Records from a data source
== Segment start ==

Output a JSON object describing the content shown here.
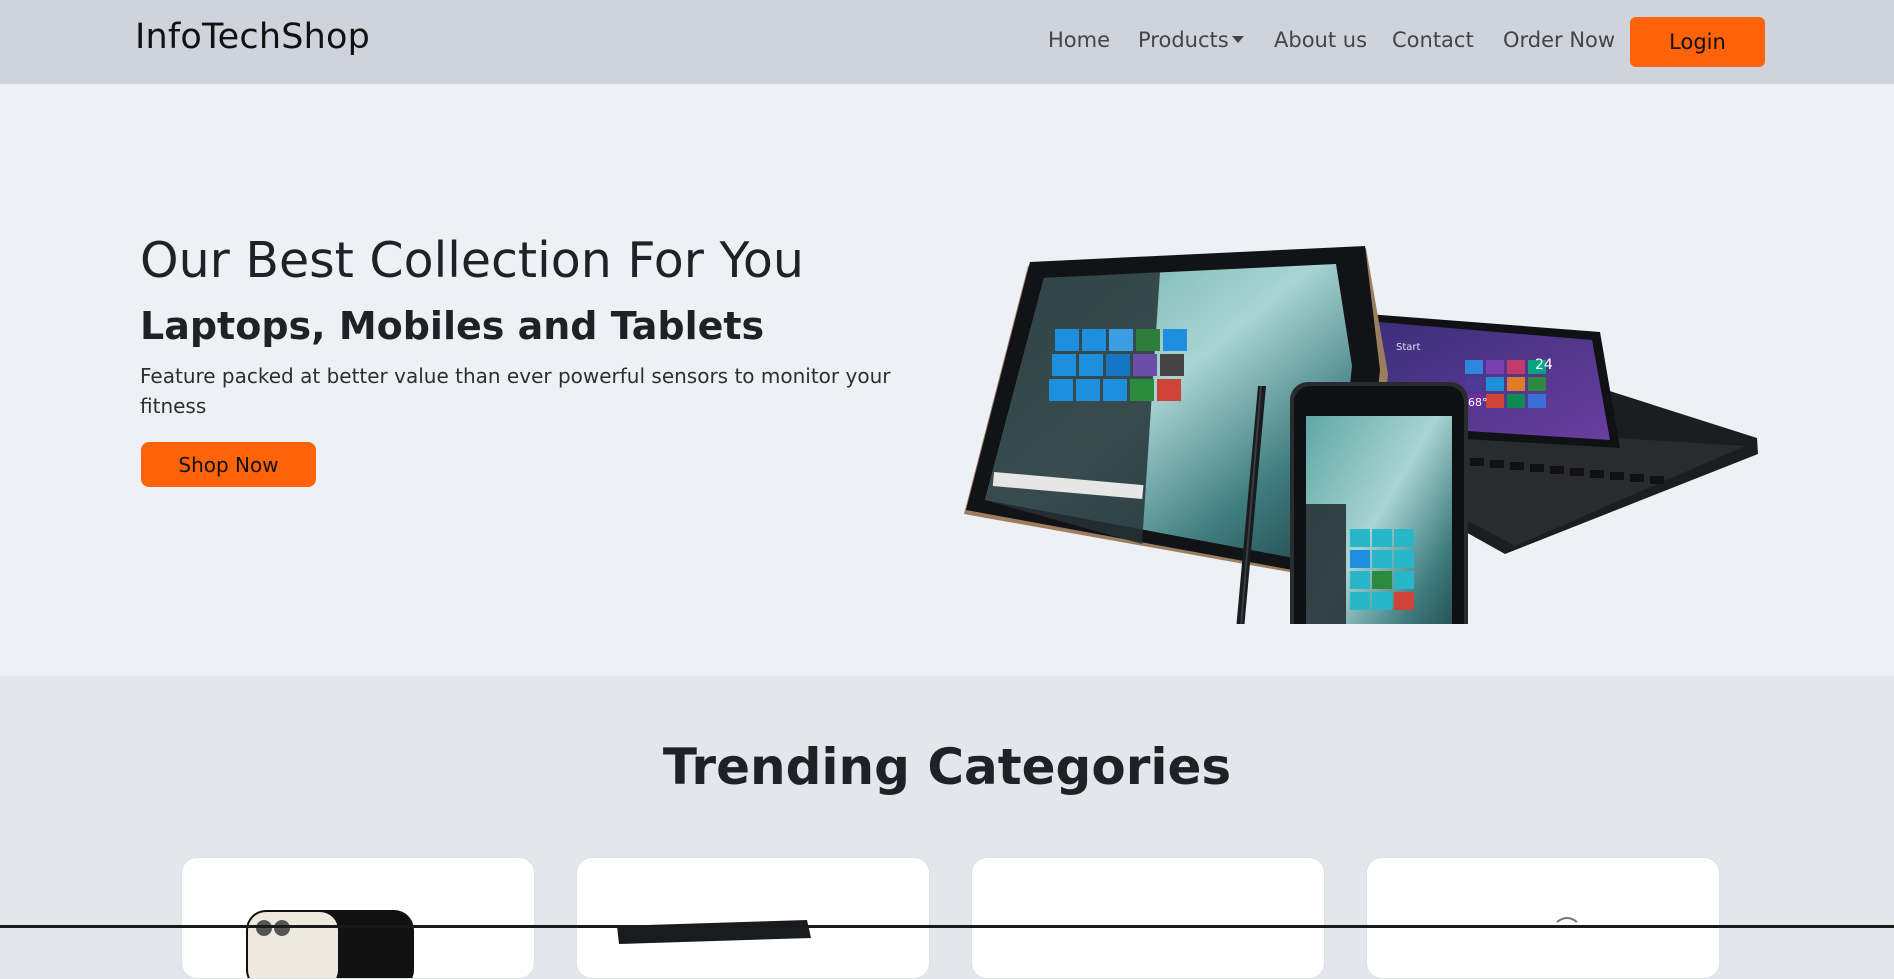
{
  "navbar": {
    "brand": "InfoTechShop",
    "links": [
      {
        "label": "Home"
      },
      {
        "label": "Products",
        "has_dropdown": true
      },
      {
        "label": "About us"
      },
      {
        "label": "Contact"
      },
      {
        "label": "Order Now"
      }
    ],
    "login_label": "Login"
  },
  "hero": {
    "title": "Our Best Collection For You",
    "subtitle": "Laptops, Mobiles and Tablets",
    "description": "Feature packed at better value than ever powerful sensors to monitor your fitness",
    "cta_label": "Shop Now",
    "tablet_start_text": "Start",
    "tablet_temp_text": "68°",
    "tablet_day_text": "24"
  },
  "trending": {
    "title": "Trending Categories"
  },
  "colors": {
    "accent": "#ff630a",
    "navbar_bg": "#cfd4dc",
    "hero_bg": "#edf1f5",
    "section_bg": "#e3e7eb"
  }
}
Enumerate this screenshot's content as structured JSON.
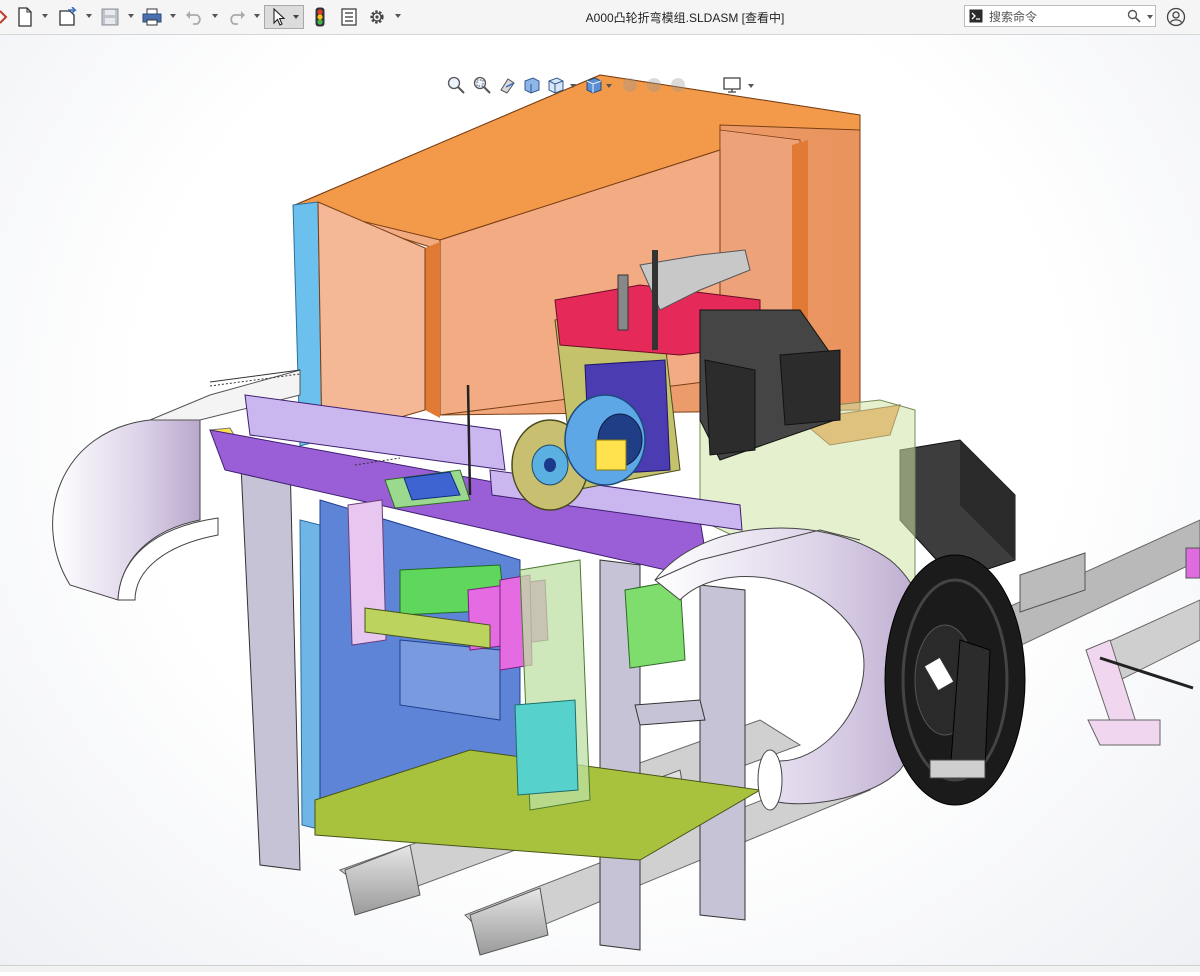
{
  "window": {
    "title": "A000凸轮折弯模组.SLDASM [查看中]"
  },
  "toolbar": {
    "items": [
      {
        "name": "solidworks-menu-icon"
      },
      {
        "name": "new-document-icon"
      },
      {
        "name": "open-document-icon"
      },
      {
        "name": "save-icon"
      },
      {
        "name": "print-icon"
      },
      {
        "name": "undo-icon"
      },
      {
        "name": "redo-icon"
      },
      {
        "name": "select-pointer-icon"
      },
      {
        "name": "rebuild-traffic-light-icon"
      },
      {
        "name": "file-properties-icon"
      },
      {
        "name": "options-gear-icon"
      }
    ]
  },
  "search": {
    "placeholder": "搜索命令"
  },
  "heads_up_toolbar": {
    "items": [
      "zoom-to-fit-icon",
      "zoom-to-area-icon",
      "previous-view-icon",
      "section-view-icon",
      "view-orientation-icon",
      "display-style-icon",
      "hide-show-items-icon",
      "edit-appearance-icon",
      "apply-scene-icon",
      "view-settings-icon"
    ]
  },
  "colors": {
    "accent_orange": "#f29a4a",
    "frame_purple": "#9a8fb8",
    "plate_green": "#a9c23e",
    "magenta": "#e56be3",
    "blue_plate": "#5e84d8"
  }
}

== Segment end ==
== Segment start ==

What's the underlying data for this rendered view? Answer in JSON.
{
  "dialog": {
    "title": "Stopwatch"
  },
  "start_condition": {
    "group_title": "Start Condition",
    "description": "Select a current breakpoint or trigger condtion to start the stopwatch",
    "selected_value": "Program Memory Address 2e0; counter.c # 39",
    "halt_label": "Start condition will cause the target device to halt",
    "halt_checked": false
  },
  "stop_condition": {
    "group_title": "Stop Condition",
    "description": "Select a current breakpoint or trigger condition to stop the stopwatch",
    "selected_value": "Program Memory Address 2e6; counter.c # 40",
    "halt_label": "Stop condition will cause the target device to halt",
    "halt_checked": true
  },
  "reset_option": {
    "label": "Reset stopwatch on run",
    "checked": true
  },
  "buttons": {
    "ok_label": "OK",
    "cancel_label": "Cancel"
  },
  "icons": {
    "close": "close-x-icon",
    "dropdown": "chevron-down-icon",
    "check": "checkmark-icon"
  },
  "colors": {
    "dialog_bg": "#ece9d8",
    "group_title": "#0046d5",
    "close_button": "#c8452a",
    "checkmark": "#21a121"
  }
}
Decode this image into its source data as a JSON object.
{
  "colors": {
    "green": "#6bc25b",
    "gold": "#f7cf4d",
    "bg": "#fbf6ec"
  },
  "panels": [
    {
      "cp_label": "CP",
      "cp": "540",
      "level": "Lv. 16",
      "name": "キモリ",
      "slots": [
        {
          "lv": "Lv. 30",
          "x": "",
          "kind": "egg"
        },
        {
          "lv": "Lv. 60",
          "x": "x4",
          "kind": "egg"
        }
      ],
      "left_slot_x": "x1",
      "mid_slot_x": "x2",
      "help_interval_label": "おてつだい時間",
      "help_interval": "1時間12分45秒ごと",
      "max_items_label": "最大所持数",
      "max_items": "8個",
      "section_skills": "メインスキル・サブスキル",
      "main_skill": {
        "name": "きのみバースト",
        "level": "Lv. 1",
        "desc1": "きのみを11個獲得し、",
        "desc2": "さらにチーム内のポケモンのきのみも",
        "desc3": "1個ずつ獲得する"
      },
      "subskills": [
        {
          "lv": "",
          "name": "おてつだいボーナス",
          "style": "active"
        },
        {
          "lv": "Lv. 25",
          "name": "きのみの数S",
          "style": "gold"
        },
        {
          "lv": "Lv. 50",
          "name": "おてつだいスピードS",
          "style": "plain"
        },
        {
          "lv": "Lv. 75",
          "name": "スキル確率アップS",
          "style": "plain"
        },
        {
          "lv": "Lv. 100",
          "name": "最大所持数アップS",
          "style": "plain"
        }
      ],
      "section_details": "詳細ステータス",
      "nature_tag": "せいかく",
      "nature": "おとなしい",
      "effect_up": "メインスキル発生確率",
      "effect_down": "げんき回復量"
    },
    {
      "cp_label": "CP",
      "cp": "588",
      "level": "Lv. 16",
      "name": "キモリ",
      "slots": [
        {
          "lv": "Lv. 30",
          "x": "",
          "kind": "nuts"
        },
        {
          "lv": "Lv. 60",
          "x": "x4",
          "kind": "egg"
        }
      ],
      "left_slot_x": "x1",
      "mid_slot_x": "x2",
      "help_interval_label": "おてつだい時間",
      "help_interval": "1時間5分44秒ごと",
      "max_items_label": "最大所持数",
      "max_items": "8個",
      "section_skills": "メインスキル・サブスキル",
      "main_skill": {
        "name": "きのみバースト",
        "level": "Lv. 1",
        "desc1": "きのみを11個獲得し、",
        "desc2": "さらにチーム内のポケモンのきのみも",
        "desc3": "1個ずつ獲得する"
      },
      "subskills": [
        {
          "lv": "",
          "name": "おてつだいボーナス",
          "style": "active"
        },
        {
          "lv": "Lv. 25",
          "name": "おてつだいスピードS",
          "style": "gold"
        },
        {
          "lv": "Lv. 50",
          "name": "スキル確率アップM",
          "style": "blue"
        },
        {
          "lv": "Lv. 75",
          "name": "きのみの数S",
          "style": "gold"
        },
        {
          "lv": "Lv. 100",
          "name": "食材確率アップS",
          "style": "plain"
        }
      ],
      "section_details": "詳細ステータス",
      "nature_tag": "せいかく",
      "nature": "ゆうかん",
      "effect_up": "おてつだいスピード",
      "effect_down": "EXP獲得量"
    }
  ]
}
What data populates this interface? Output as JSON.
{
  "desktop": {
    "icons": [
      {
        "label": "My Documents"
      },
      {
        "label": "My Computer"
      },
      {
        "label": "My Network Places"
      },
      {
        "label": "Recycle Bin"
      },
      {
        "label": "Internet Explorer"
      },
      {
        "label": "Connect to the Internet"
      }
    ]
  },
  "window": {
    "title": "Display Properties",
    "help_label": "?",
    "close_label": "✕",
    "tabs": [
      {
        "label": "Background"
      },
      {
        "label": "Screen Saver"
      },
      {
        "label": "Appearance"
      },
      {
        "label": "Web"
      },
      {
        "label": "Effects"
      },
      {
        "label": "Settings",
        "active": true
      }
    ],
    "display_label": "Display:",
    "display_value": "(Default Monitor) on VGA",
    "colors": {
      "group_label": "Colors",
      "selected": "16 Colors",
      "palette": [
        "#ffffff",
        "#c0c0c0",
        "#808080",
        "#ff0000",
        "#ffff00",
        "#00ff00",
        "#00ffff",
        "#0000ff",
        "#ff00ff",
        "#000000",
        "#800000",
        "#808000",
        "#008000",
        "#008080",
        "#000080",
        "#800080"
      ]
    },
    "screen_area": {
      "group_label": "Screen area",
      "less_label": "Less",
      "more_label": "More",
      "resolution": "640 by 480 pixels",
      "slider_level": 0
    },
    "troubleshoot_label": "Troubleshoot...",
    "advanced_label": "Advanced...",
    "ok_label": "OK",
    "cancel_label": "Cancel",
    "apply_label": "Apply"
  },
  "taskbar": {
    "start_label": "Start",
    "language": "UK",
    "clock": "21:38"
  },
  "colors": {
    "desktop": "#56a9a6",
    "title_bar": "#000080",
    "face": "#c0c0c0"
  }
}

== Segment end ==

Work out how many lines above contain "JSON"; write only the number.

5